How to handle drug abuse at a boarding academy
March 16, 2015 0 Comments
At a therapeutic boarding academy, such as White River Academy, many students attend in order to overcome a health disorder or substance abuse issues. However, some teens may attempt to continue abusing drugs while at the academy. Though a sneaky adolescent may attempt to bring drugs to the facility, these teens are usually caught before long. A secure boarding school will not allow a student to get away with much before they are inevitably caught.
Nonetheless, each boarding academy or boarding school has its own rules and policy regarding drug abuse that takes place. Some schools may choose to have a no tolerance policy, in which the student will no longer be permitted to attend the school. The advantage of this method is that it will act as a powerful reinforcement for other students not to attempt such action. Though it is true some rebellious students may not care if they are kicked out, such teens will still have to deal with their parents regarding the nature of their dismissal.
However, there is another method of dealing with students who are caught using. Students may be given closer therapeutic attention to help them overcome their substance abuse troubles.
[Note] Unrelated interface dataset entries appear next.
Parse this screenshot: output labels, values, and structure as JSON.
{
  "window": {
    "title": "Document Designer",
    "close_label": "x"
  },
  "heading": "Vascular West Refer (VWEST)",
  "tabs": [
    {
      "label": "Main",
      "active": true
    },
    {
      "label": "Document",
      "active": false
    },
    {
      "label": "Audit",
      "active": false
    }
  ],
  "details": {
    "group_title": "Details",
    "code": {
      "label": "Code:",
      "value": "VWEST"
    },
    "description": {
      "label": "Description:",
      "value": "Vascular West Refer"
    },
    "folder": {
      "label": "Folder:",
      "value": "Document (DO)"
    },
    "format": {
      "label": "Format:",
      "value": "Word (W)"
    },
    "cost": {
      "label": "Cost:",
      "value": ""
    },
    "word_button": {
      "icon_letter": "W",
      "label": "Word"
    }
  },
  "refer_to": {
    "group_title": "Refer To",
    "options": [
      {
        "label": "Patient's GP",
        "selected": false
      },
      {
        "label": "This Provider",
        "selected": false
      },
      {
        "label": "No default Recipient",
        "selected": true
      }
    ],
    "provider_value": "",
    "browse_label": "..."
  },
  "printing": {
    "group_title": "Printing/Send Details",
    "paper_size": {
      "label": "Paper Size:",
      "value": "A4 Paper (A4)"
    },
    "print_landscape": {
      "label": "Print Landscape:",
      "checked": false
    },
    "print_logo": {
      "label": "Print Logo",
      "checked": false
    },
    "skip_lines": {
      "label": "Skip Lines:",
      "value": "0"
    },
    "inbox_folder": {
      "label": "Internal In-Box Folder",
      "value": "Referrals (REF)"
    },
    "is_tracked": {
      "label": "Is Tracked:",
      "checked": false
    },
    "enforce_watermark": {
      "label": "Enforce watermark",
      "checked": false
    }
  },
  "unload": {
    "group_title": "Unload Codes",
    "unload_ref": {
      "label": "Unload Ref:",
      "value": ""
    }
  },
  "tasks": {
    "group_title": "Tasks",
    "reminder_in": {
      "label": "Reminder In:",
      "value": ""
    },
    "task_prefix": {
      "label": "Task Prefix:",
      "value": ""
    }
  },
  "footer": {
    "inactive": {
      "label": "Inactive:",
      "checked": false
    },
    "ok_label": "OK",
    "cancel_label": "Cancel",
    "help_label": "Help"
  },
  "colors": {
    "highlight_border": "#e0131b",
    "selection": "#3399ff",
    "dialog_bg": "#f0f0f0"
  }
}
This is meant to be a more proactive approach as opposed to simply shunning the student and therefore denying them the opportunity for further treatment. Nonetheless, there should still be a punishment for students that do abuse drugs at a school or academy. This will remind all students that while such behavior will not lead to immediate dismissal, it will still not be tolerated and there will be consequences as a result. The punishment should be the same for all students so that fairness is ensured.
Myths vs. Facts
Before deciding if a boarding academy is a proper choice for their child, parents should first educate themselves about the reality of such an institution. The truth of the matter is that there are many myths that surround boarding school. One of these myths is that drugs and alcohol are prevalent in such an environment, but this is not the case. A boarding academy is actually a less likely environment for drug abuse to occur because it is more controlled.
Adults are present throughout all of the daily activities in the lives of the adolescent. This is why if a student does find a way to bring drugs to the premises, they will soon be caught. Schedules are busy and there is less possibility for free time, making recreational use less possible.
While it may not be fair to call such behavior impossible, public life at the facility will cause the odds to be highly stacked against the student.
As a student seeks to overcome their substance abuse, therapists and other staff can ask them about their use of controlled substances. In these sessions, the teen and a clinician can discuss topics such as how drug abuse is a temporary fix to a deeper problem. Abusing drugs may help the teen feel better, but then when they are caught, it makes them feel worse. The student may also be asked to consider how the choice to use may affect their future. It could perhaps lead to conflicts with peers or present dangerous habits in adulthood. Explain to a young person what the dangers are realistically, including legal troubles or health difficulties they might face.
Of course, a holistic approach to treatment will prove valuable to all clients. Methods such as cognitive behavioral therapy will help a teen to better evaluate their past behavior and the consequences of that behavior. Of course, this can then be replaced with new means of adaptive behavior that will help them to better be a happy, healthy adult. Medication may also be used when appropriate, especially in more severe cases, such as when an adolescent is detoxing or withdrawing from opioids.
At a therapeutic boarding school, it will be important for staff to remember that there are students attending because of substance abuse problems. Therefore, it should not necessarily come as a surprise that a young person may relapse in their struggle to stay sober. While not all young people have tried drugs or alcohol, there are a number of curious ones who have. Seeing as they are at a therapeutic boarding school for a resulting issue, this can be a powerful opportunity to turn around a student’s attitude about abuse. Young people may be more adaptable to new points of view. Perhaps this can be an opportunity to change their lifestyle before controlled substances cause further troubles in adulthood.
Written by Ryan McMaster, Sovereign Health Group Writer